Between each of us, there are approximately 3 million DNA changes, also called variants, which make us unique and give us differences in our hair color, height, and many other traits. Most of these changes are not harmful. In some instances, DNA changes in a gene may lead to abnormal protein production, these can be referred to as pathogenic variants or mutations. Pathogenic variants in genes which code for proteins responsible for protecting against the development of cancer can lead to hereditary cancer risk. For those with a strong family history of cancer or rare cancers, these pathogenic variants are what your doctor may recommend testing for to assess if you or your family have an increased risk to develop certain cancers.

Is all cancer genetic? 
Yes, all cancer is genetic; cells acquiring abnormal DNA changes and growing uncontrollably.

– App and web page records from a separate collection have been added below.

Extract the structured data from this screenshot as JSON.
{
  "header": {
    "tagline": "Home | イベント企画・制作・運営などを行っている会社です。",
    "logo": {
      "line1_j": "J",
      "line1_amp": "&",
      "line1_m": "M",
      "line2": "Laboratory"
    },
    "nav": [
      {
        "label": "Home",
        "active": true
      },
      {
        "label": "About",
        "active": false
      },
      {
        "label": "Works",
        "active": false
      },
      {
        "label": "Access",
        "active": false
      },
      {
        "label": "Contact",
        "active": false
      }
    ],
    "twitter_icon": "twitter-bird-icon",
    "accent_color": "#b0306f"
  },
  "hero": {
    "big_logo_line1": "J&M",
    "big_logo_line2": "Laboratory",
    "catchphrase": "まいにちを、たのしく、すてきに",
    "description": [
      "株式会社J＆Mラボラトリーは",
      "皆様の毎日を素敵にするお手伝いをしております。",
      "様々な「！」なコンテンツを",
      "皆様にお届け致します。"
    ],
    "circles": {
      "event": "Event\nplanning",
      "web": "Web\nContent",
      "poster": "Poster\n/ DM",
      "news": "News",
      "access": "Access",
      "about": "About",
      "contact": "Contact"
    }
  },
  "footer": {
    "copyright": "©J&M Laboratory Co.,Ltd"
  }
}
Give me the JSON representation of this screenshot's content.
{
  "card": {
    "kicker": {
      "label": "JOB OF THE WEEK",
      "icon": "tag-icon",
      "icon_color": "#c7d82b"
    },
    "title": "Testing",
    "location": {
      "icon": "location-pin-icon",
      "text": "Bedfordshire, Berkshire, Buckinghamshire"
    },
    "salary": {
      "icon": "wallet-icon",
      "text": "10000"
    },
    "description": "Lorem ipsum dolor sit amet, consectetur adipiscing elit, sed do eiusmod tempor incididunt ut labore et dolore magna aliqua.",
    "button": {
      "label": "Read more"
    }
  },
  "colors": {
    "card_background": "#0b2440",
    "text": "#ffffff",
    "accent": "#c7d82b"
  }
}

However, all cancer is not hereditary. For families with specific types of cancer (e.g. ovarian, pancreatic, or breast cancers), genetic testing can help in determining if cancers in the family are hereditary. Hereditary cancers typically present at younger ages, have multiple family members with the same or related types of cancer, and may present with multiple primary cancers in the same individual.

How common is hereditary cancer?
Most cancers are not hereditary. Overall, an estimated 5%-10% of cancer can be attributed to an inherited pathogenic DNA Test Tubevariant. Sporadic cancers make up most cancers, followed by ‘familial’ cancers, which are attributed to shared lifestyle or environmental exposures within a family. Regardless of genetic testing status, everyone has some risk to develop cancer in their lifetime. 

What does a negative result mean for me and my family?
A negative result does not eliminate the chance that cancer will develop in the family. For those with a strong family history of cancer, increased screening or surveillance may still be recommended. Genetic testing may be indicated for other family members and for you again in the future as testing advances and we better understand how our genes relate to our risk to develop cancer.

I have a positive result, what now?
Positive results may be associated with an increased risk for one, or multiple types of cancer. In response to an increased cancer risk, your healthcare providers can discuss ways to best manage your cancer risk. If a positive result is found in a family, genetic testing is strongly recommended to other family members. Identifying positive results can lead to risk reduction, earlier diagnosis, and better outcomes. 


Nebraska Hematology Genetic Counselor Charlie King and a staff of highly-trained providers can assist patients through every step of the genetic testing and genetic counseling process. If you'd like to learn more or talk with someone about genetic testing, call our office at 402-484-4900. 

Content for this article was provided by NHO Genetic Counselor Charlie King.